Scientists at the University of St Andrews are helping to build the world’s most powerful solar telescope.
The telescope will be the largest ground based telescope in the world. The telescope will be called the Daniel K. Inouye Solar Telescope (DKIST). It is due to be launched in 2019 and is expected to cost $300 million (£197 million).
The project is, primarily, being funded by the US National Science Foundation.
Professor Alan Hood, an expert in solar physics at the University, has been involved in the building process of the telescope.
Professor Hood, who is based in the School of Mathematics and Statistics, said: “Ground-based solar physics is a growth area in the UK. DKIST uniquely combines high performance specifications and technology designed to visualise and capture images of the sun to increase our knowledge of the nearest star to Earth.
“Once operational the telescope will enable us to determine how the sun’s magnetic field can transfer, store and release magnetic energy in the form of heat and dynamic eruptions.”
The telescope will reveal the surface of the sun in immense detail. The telescope’s four-metre diameter mirror will visualise features as small as 18 miles on the surface of the sun.
This is the equivalent of being able to see a £1 coin from a distance of sixty miles away.

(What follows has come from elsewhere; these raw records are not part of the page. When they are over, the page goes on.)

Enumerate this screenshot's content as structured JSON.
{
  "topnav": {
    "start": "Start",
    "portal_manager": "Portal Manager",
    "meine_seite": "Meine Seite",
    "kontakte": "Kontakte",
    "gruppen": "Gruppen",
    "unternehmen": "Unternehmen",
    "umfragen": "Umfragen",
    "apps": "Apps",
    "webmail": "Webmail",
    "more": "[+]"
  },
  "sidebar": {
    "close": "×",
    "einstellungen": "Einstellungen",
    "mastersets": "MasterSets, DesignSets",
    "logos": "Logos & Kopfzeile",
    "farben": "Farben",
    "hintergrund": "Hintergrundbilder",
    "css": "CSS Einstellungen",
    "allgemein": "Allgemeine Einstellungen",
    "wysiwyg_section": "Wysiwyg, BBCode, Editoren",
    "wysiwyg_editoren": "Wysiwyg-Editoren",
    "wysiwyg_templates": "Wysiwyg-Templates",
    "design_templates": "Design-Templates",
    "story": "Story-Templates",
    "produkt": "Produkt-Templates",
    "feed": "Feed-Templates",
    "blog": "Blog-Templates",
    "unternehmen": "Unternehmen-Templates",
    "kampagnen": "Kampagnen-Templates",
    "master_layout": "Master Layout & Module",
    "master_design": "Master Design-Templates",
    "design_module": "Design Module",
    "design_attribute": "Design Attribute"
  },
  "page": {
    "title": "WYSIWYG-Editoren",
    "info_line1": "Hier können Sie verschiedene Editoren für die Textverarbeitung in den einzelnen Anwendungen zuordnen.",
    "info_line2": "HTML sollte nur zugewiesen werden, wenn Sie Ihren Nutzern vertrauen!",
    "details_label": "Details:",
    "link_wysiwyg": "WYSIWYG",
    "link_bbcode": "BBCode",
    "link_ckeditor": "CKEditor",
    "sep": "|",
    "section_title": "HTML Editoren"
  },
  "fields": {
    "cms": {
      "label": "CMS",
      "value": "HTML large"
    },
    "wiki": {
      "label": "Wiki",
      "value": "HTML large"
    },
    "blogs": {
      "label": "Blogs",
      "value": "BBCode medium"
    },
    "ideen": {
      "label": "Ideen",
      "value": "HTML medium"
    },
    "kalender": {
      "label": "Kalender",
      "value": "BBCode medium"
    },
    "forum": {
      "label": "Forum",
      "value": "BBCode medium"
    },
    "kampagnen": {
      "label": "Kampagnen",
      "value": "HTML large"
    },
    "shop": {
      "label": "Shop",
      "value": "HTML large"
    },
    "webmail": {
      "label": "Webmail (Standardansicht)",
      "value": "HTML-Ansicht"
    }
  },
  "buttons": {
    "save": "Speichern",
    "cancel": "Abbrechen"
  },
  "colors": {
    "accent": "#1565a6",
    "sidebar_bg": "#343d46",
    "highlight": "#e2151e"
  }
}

Professor Hood has hailed the telescope, which is being built at the US National Solar Observatory on Haleakala Mountain in Maui, Hawaii, as “the most exciting development in ground-based solar observation in decades.”